European security officials have lots of questions about the intelligence being analyzed from Osama bin Laden's compound but so far they've seen very little of it.
British officials say the United States has shared some information with them but a huge cache still needs to be evaluated. Other European intelligence agencies say they've asked U.S. officials for data but haven't seen anything yet.
Some have assumed that no news is good news, that the al-Qaida leader's luxury compound in Pakistan had little new information about possible terror plots in Europe.
"I'm sure they would share information that they would understand that we would need quite fast," one European intelligence official said Friday, speaking on condition of anonymity because of the sensitivity of his work. "But as far as I know, they haven't sent out anything yet."
Bin Laden died in a May 2 U.S. raid in Abbottabad, a garrison town in Pakistan. On Friday, a pair of Taliban suicide bombers attacked paramilitary police recruits about three hours away, killing 80 people in the first act of retaliation for bin Laden's slaying.
Bin Laden, the mastermind of the Sept. 11 attacks, wasn't the same sort of boogeyman in Europe as he was in the United States. But if details emerge that show bin Laden had more of a role in planning attacks in Europe, it could raise questions over whether intelligence agencies should have been casting a wider net outside of al-Qaida's affiliate groups and whether bin Laden's role in radicalizing locals should have been investigated.
"We don't have a clear picture yet what the journal or the flash drives mean for Europe," said a British government official who spoke on condition of anonymity because of the sensitivity of the intelligence-sharing relationship. "The key questions are whether he had a central role in planning, whether he was making strategic decisions, whether he was sending out instructions and importantly _ whether anyone was listening."
In Brussels, officials and diplomats at NATO said they expected to be briefed on any new intelligence gleaned from the Abbottabad raid. One diplomat said the allies expect the first insight into that intelligence in about 10 days.
"In the past the U.S. has shared information regarding al-Qaida with its allies, and there's not reason to believe they won't do the same with the intelligence extracted from this operation, especially when you consider that al-Qaida has attacked not just the U.S. but also several European cities," said another official, who could not be identified because of the sensitivity of the matter.
The first envoy said the most immediate repercussion was a fresh warning by NATO leaders and the U.S. delegation that bin Laden's death did not mean the war in Afghanistan was over and that the allies could start heading for the exits.
NATO allies were again asked to remain committed to the 2014 deadline when NATO is scheduled to end its combat role and hand over security responsibility to the Afghan army and police, said the diplomat, who spoke under the same constraints.

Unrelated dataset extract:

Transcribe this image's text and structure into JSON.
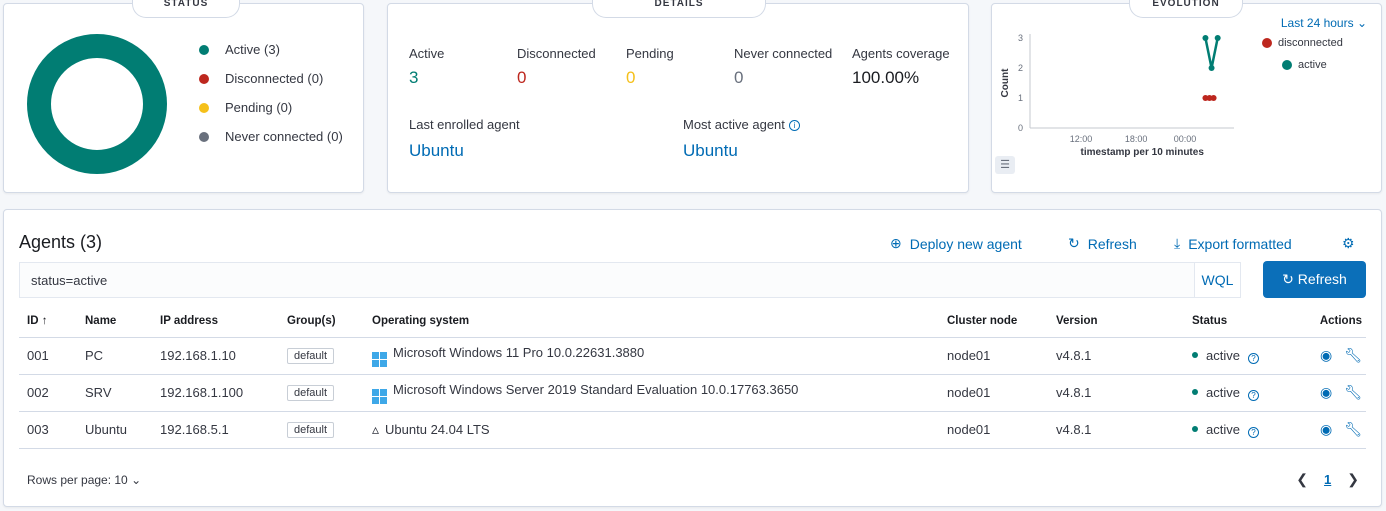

As of last week, Germany had not yet been given any access to the information acquired by the U.S.
WikiLeaks' release of hundreds of confidential U.S. diplomatic exchanges last year has made some European officials reluctant to talk about anything they've gotten, however incremental. And American officials have grown a bit wary after British judges recently forced the release of secret U.S. intelligence exchanges over a terror case.
Americans officials have painted an initial picture of how bin Laden continued to spread his message while in hiding. His methods, described to The Associated Press by a counterterrorism official and a second person briefed on the U.S. investigation, frustrated Western efforts to trace him through cyberspace.
Holed up in his walled compound in northeast Pakistan with no phone or Internet capabilities, bin Laden would type a message on his computer without an Internet connection, then save it using a thumb-sized flash drive. He then passed the flash drive to a trusted courier, who would head for a distant Internet cafe.
At that location, the courier would plug the memory drive into a computer, copy bin Laden's message into an email and send it. Reversing the process, the courier would copy any incoming E-mail to the flash drive and return to the compound, where bin Laden would read his messages offline.
The experts spoke to the AP on condition of anonymity to discuss the sensitive intelligence analysis.
Navy SEALs hauled away roughly 100 flash memory drives after they killed bin Laden, and officials said they appear to archive the back-and-forth communication between bin Laden and his associates around the world.
Military leaders say it could take months before the material is fully analyzed.
Also contributing to this report were Karl Ritter in Stockholm, Melissa Eddy in Berlin and Slobodon Lekic in Brussels.